    In 2010, the Health Insurance Marketplace was created by the Affordable Care Act (ACA) also known as Obamacare. Any United States citizen is eligible to apply for health insurance through the Marketplace, and many people will qualify for lowered monthly payments through an advance tax credit. If yo

    Read More
  • What is the Health Insurance Marketplace?

    Imagine a food market, a place where people come to purchase their produce, a Health insurance marketplace is a place where people seek to purchase an affordable health insurance plan. The insurance marketplace is a Federal service created in 2010 by the Affordable Care Act (ACA) also known as Obam

    Read More
  • How Much Does Health Insurance Cost?

    Your health insurance cost will be determined by a few factors. The main factor that determines your health insurance premiums is what federal advance premium tax credit you qualify for. Other factors include tobacco usage, location, age, plan structure, and number of dependents. Federal assista

    Read More
  • Health Insurance In Arizona

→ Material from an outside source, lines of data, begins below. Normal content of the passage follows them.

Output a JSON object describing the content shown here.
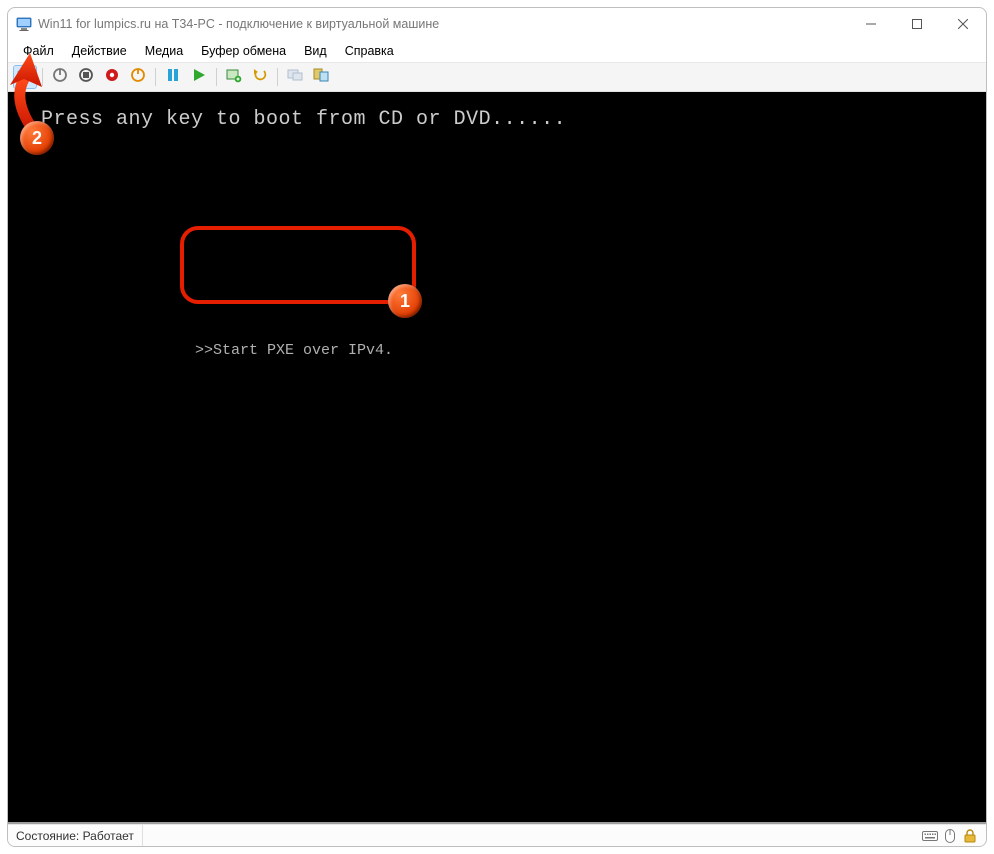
{
  "window": {
    "title": "Win11 for lumpics.ru на T34-PC - подключение к виртуальной машине"
  },
  "menu": {
    "items": [
      "Файл",
      "Действие",
      "Медиа",
      "Буфер обмена",
      "Вид",
      "Справка"
    ]
  },
  "toolbar": {
    "icons": [
      "ctrl-alt-del-icon",
      "power-off-icon",
      "shutdown-icon",
      "force-off-icon",
      "reset-icon",
      "pause-icon",
      "start-icon",
      "snapshot-icon",
      "revert-icon",
      "share-icon",
      "enhanced-session-icon"
    ]
  },
  "console": {
    "boot_prompt": "Press any key to boot from CD or DVD......",
    "pxe_line": ">>Start PXE over IPv4."
  },
  "statusbar": {
    "state_label": "Состояние:",
    "state_value": "Работает"
  },
  "annotations": {
    "marker1": "1",
    "marker2": "2"
  }
}
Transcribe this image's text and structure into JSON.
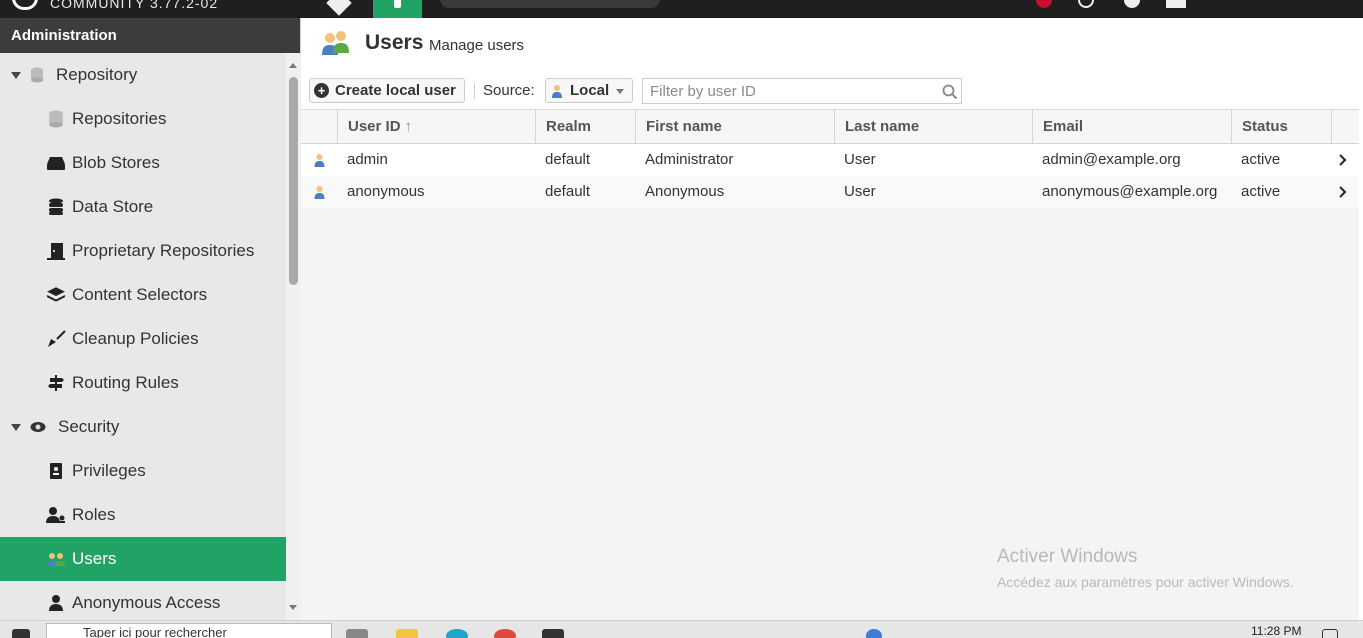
{
  "topbar": {
    "brand": "COMMUNITY 3.77.2-02"
  },
  "sidebar": {
    "header": "Administration",
    "groups": [
      {
        "label": "Repository",
        "icon": "database-icon"
      },
      {
        "label": "Security",
        "icon": "eye-icon"
      }
    ],
    "repository_items": [
      {
        "label": "Repositories",
        "icon": "database-icon"
      },
      {
        "label": "Blob Stores",
        "icon": "hard-drive-icon"
      },
      {
        "label": "Data Store",
        "icon": "data-store-icon"
      },
      {
        "label": "Proprietary Repositories",
        "icon": "door-icon"
      },
      {
        "label": "Content Selectors",
        "icon": "layers-icon"
      },
      {
        "label": "Cleanup Policies",
        "icon": "broom-icon"
      },
      {
        "label": "Routing Rules",
        "icon": "signpost-icon"
      }
    ],
    "security_items": [
      {
        "label": "Privileges",
        "icon": "badge-icon"
      },
      {
        "label": "Roles",
        "icon": "user-key-icon"
      },
      {
        "label": "Users",
        "icon": "users-icon",
        "active": true
      },
      {
        "label": "Anonymous Access",
        "icon": "user-icon"
      }
    ]
  },
  "page": {
    "title": "Users",
    "subtitle": "Manage users"
  },
  "toolbar": {
    "create_label": "Create local user",
    "source_label": "Source:",
    "source_value": "Local",
    "filter_placeholder": "Filter by user ID"
  },
  "table": {
    "columns": [
      "User ID",
      "Realm",
      "First name",
      "Last name",
      "Email",
      "Status"
    ],
    "sort_indicator": "↑",
    "rows": [
      {
        "user_id": "admin",
        "realm": "default",
        "first_name": "Administrator",
        "last_name": "User",
        "email": "admin@example.org",
        "status": "active"
      },
      {
        "user_id": "anonymous",
        "realm": "default",
        "first_name": "Anonymous",
        "last_name": "User",
        "email": "anonymous@example.org",
        "status": "active"
      }
    ]
  },
  "watermark": {
    "line1": "Activer Windows",
    "line2": "Accédez aux paramètres pour activer Windows."
  },
  "taskbar": {
    "search_text": "Taper ici pour rechercher",
    "time": "11:28 PM"
  },
  "colors": {
    "accent": "#21a366",
    "topbar": "#1f1f1f",
    "sidebar_header": "#3c3c3c"
  }
}
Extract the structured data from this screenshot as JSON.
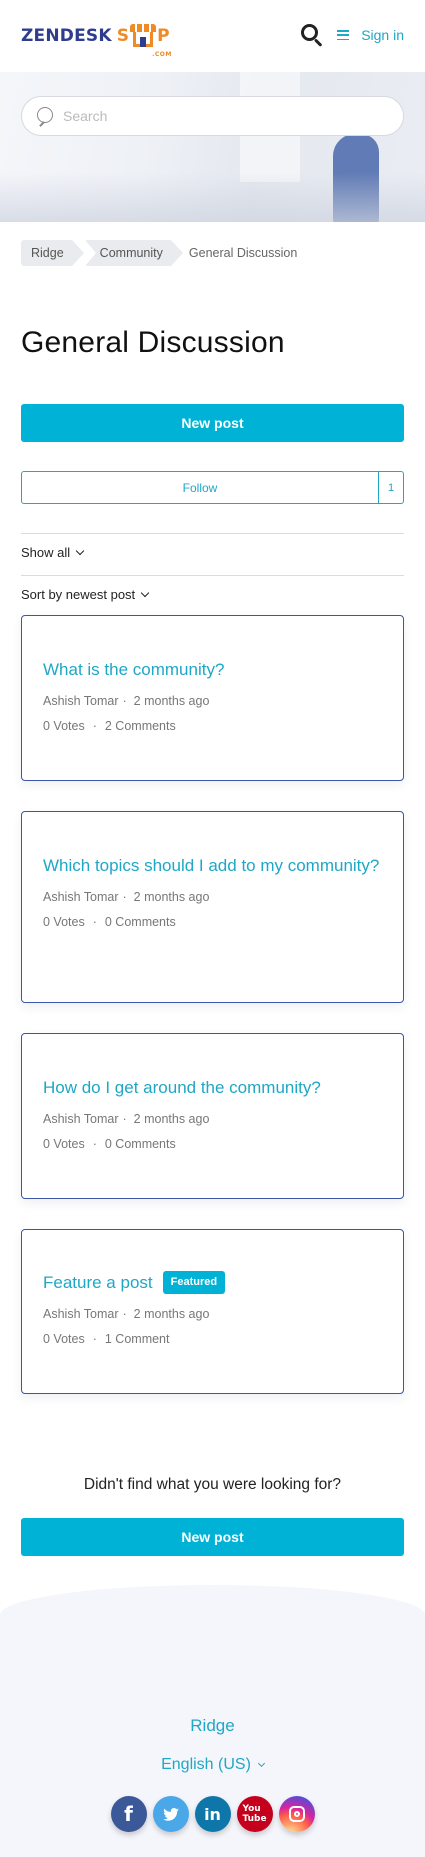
{
  "header": {
    "logo_text_left": "ZENDESK",
    "logo_s": "S",
    "logo_p": "P",
    "logo_com": ".COM",
    "signin_label": "Sign in"
  },
  "search": {
    "placeholder": "Search"
  },
  "breadcrumb": {
    "items": [
      "Ridge",
      "Community"
    ],
    "current": "General Discussion"
  },
  "page_title": "General Discussion",
  "new_post_label": "New post",
  "follow": {
    "label": "Follow",
    "count": "1"
  },
  "filters": {
    "show": "Show all",
    "sort": "Sort by newest post"
  },
  "posts": [
    {
      "title": "What is the community?",
      "author": "Ashish Tomar",
      "time": "2 months ago",
      "votes": "0 Votes",
      "comments": "2 Comments",
      "badge": ""
    },
    {
      "title": "Which topics should I add to my community?",
      "author": "Ashish Tomar",
      "time": "2 months ago",
      "votes": "0 Votes",
      "comments": "0 Comments",
      "badge": ""
    },
    {
      "title": "How do I get around the community?",
      "author": "Ashish Tomar",
      "time": "2 months ago",
      "votes": "0 Votes",
      "comments": "0 Comments",
      "badge": ""
    },
    {
      "title": "Feature a post",
      "author": "Ashish Tomar",
      "time": "2 months ago",
      "votes": "0 Votes",
      "comments": "1 Comment",
      "badge": "Featured"
    }
  ],
  "help_text": "Didn't find what you were looking for?",
  "footer": {
    "brand": "Ridge",
    "language": "English (US)",
    "socials": [
      "facebook",
      "twitter",
      "linkedin",
      "youtube",
      "instagram"
    ]
  },
  "colors": {
    "accent": "#00b2d6",
    "link": "#1fa7c6",
    "card_border": "#3b56a6",
    "logo_blue": "#2f3d8f",
    "logo_orange": "#f08a24"
  }
}
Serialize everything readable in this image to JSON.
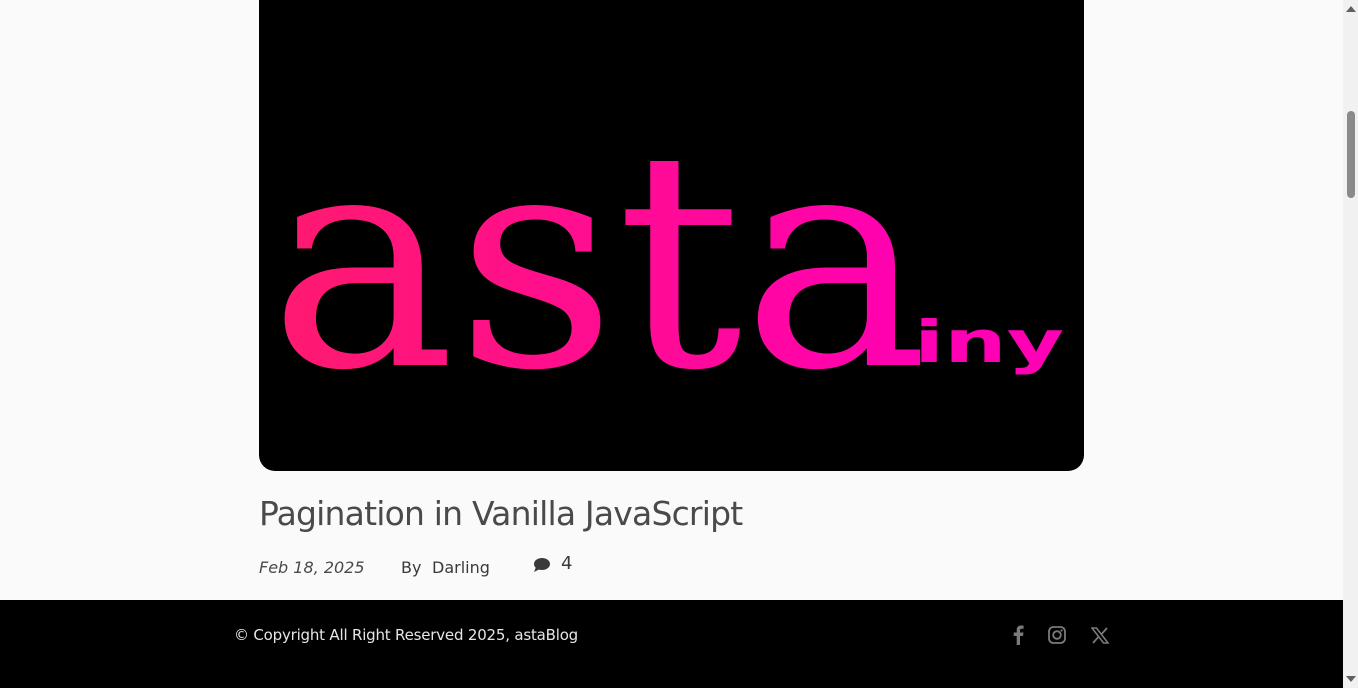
{
  "post": {
    "hero_text": "asta",
    "hero_subtext": "iny",
    "title": "Pagination in Vanilla JavaScript",
    "date": "Feb 18, 2025",
    "by_label": "By",
    "author": "Darling",
    "comment_count": "4"
  },
  "footer": {
    "copyright": "© Copyright All Right Reserved 2025, astaBlog",
    "social": [
      "facebook-icon",
      "instagram-icon",
      "x-icon"
    ]
  },
  "colors": {
    "page_bg": "#fafafa",
    "hero_bg": "#000000",
    "brand_start": "#ff1a6e",
    "brand_end": "#ff00b4",
    "footer_bg": "#000000"
  }
}
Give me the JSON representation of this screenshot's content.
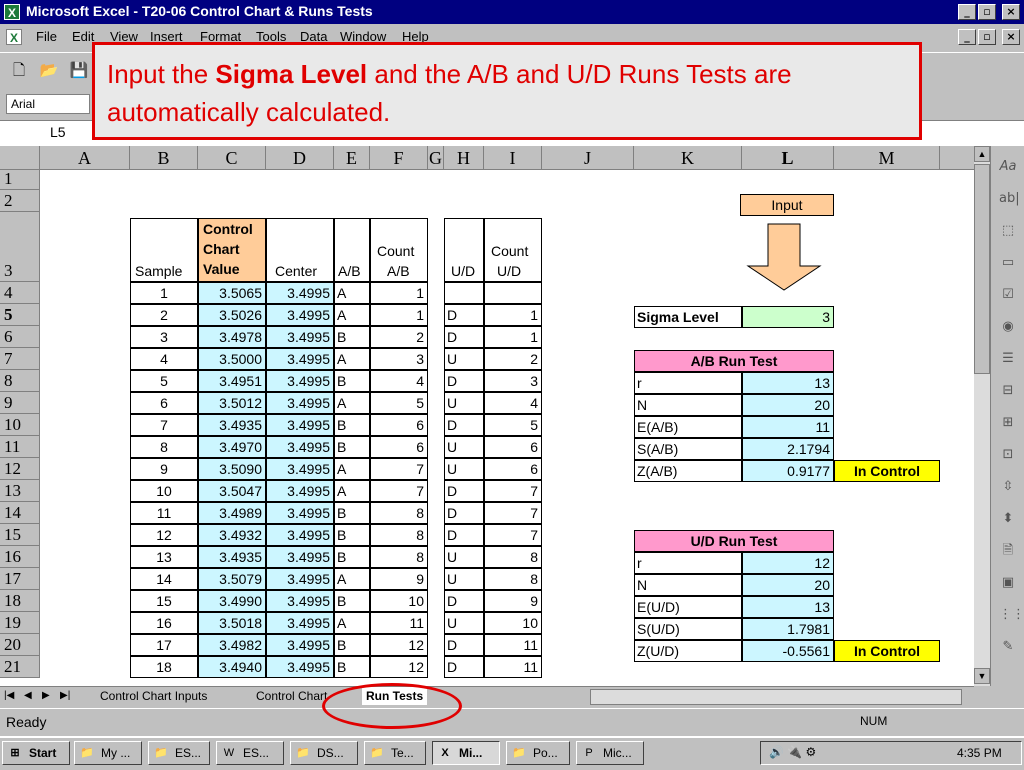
{
  "window": {
    "title": "Microsoft Excel - T20-06 Control Chart & Runs Tests"
  },
  "menu": [
    "File",
    "Edit",
    "View",
    "Insert",
    "Format",
    "Tools",
    "Data",
    "Window",
    "Help"
  ],
  "toolbar": {
    "font": "Arial"
  },
  "namebox": {
    "ref": "L5"
  },
  "callout": {
    "pre": "Input the ",
    "bold": "Sigma Level",
    "post": " and the A/B and U/D Runs Tests are automatically calculated."
  },
  "columns": [
    "A",
    "B",
    "C",
    "D",
    "E",
    "F",
    "G",
    "H",
    "I",
    "J",
    "K",
    "L",
    "M"
  ],
  "rows": [
    "1",
    "2",
    "3",
    "4",
    "5",
    "6",
    "7",
    "8",
    "9",
    "10",
    "11",
    "12",
    "13",
    "14",
    "15",
    "16",
    "17",
    "18",
    "19",
    "20",
    "21"
  ],
  "headers": {
    "sample": "Sample",
    "ccv_line1": "Control",
    "ccv_line2": "Chart",
    "ccv_line3": "Value",
    "center": "Center",
    "ab": "A/B",
    "count_ab_line1": "Count",
    "count_ab_line2": "A/B",
    "ud": "U/D",
    "count_ud_line1": "Count",
    "count_ud_line2": "U/D"
  },
  "data_rows": [
    {
      "sample": "1",
      "ccv": "3.5065",
      "center": "3.4995",
      "ab": "A",
      "count_ab": "1",
      "ud": "",
      "count_ud": ""
    },
    {
      "sample": "2",
      "ccv": "3.5026",
      "center": "3.4995",
      "ab": "A",
      "count_ab": "1",
      "ud": "D",
      "count_ud": "1"
    },
    {
      "sample": "3",
      "ccv": "3.4978",
      "center": "3.4995",
      "ab": "B",
      "count_ab": "2",
      "ud": "D",
      "count_ud": "1"
    },
    {
      "sample": "4",
      "ccv": "3.5000",
      "center": "3.4995",
      "ab": "A",
      "count_ab": "3",
      "ud": "U",
      "count_ud": "2"
    },
    {
      "sample": "5",
      "ccv": "3.4951",
      "center": "3.4995",
      "ab": "B",
      "count_ab": "4",
      "ud": "D",
      "count_ud": "3"
    },
    {
      "sample": "6",
      "ccv": "3.5012",
      "center": "3.4995",
      "ab": "A",
      "count_ab": "5",
      "ud": "U",
      "count_ud": "4"
    },
    {
      "sample": "7",
      "ccv": "3.4935",
      "center": "3.4995",
      "ab": "B",
      "count_ab": "6",
      "ud": "D",
      "count_ud": "5"
    },
    {
      "sample": "8",
      "ccv": "3.4970",
      "center": "3.4995",
      "ab": "B",
      "count_ab": "6",
      "ud": "U",
      "count_ud": "6"
    },
    {
      "sample": "9",
      "ccv": "3.5090",
      "center": "3.4995",
      "ab": "A",
      "count_ab": "7",
      "ud": "U",
      "count_ud": "6"
    },
    {
      "sample": "10",
      "ccv": "3.5047",
      "center": "3.4995",
      "ab": "A",
      "count_ab": "7",
      "ud": "D",
      "count_ud": "7"
    },
    {
      "sample": "11",
      "ccv": "3.4989",
      "center": "3.4995",
      "ab": "B",
      "count_ab": "8",
      "ud": "D",
      "count_ud": "7"
    },
    {
      "sample": "12",
      "ccv": "3.4932",
      "center": "3.4995",
      "ab": "B",
      "count_ab": "8",
      "ud": "D",
      "count_ud": "7"
    },
    {
      "sample": "13",
      "ccv": "3.4935",
      "center": "3.4995",
      "ab": "B",
      "count_ab": "8",
      "ud": "U",
      "count_ud": "8"
    },
    {
      "sample": "14",
      "ccv": "3.5079",
      "center": "3.4995",
      "ab": "A",
      "count_ab": "9",
      "ud": "U",
      "count_ud": "8"
    },
    {
      "sample": "15",
      "ccv": "3.4990",
      "center": "3.4995",
      "ab": "B",
      "count_ab": "10",
      "ud": "D",
      "count_ud": "9"
    },
    {
      "sample": "16",
      "ccv": "3.5018",
      "center": "3.4995",
      "ab": "A",
      "count_ab": "11",
      "ud": "U",
      "count_ud": "10"
    },
    {
      "sample": "17",
      "ccv": "3.4982",
      "center": "3.4995",
      "ab": "B",
      "count_ab": "12",
      "ud": "D",
      "count_ud": "11"
    },
    {
      "sample": "18",
      "ccv": "3.4940",
      "center": "3.4995",
      "ab": "B",
      "count_ab": "12",
      "ud": "D",
      "count_ud": "11"
    }
  ],
  "input_label": "Input",
  "sigma": {
    "label": "Sigma Level",
    "value": "3"
  },
  "ab_test": {
    "title": "A/B Run Test",
    "rows": [
      {
        "label": "r",
        "value": "13"
      },
      {
        "label": "N",
        "value": "20"
      },
      {
        "label": "E(A/B)",
        "value": "11"
      },
      {
        "label": "S(A/B)",
        "value": "2.1794"
      },
      {
        "label": "Z(A/B)",
        "value": "0.9177"
      }
    ],
    "result": "In Control"
  },
  "ud_test": {
    "title": "U/D Run Test",
    "rows": [
      {
        "label": "r",
        "value": "12"
      },
      {
        "label": "N",
        "value": "20"
      },
      {
        "label": "E(U/D)",
        "value": "13"
      },
      {
        "label": "S(U/D)",
        "value": "1.7981"
      },
      {
        "label": "Z(U/D)",
        "value": "-0.5561"
      }
    ],
    "result": "In Control"
  },
  "sheet_tabs": [
    "Control Chart Inputs",
    "Control Chart",
    "Run Tests"
  ],
  "status": {
    "text": "Ready",
    "num": "NUM"
  },
  "taskbar": {
    "start": "Start",
    "items": [
      "My ...",
      "ES...",
      "ES...",
      "DS...",
      "Te...",
      "Mi...",
      "Po...",
      "Mic..."
    ],
    "clock": "4:35 PM"
  },
  "colors": {
    "accent": "#e00000",
    "title_bar": "#000080",
    "cell_blue": "#ccf6ff",
    "cell_green": "#ccffcc",
    "pink": "#ff99cc",
    "yellow": "#ffff00",
    "peach": "#ffcc99"
  }
}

    Purchasing Health Insurance In Arizona Many states have joined in running their own Affordable Care Act exchange, however, Arizona is one of the states that still uses the Federal Affordable Care Act (ACA) exchange. Meaning, that they use the Federal marketplace and follow the dates for open enr

    Read More
  • Health Insurance In Nevada

    Purchasing Health Insurance In Nevada Nevada is one of the states that runs their own Affordable Care Act exchange. Meaning, that they don’t use the Federal marketplace. Instead, Nevada uses its own state’s marketplace for residents to choose a health insurance plan.  Medicaid/CHIP Me

    Read More
  • When is Open Enrollment?

    When is open Enrollment? Due to the significant impact of Covid-19, the Biden-Harris Administration extended the open enrollment for this year, giving people the opportunity to enroll in a healthcare plan for an extended period of of time. In most states, Open Enrollment will start November 1, 2

    Read More
  • Health Insurance for Self-Employment

    Finding health insurance for self employment can be daunting. My goal in this article is to help you understand the cost of qualified health insurance, how to save money on health insurance, and other potential solutions for affordable health insurance. Cost of Qualified Health Insurance for Sel

    Read More

What Others Say About Us

Our Customers Love Us

Shem Barlow

(801) 856-6151

No Extra Cost. Professional Guidence. Complete Protection. Simplified Enrollment. Personalized Support.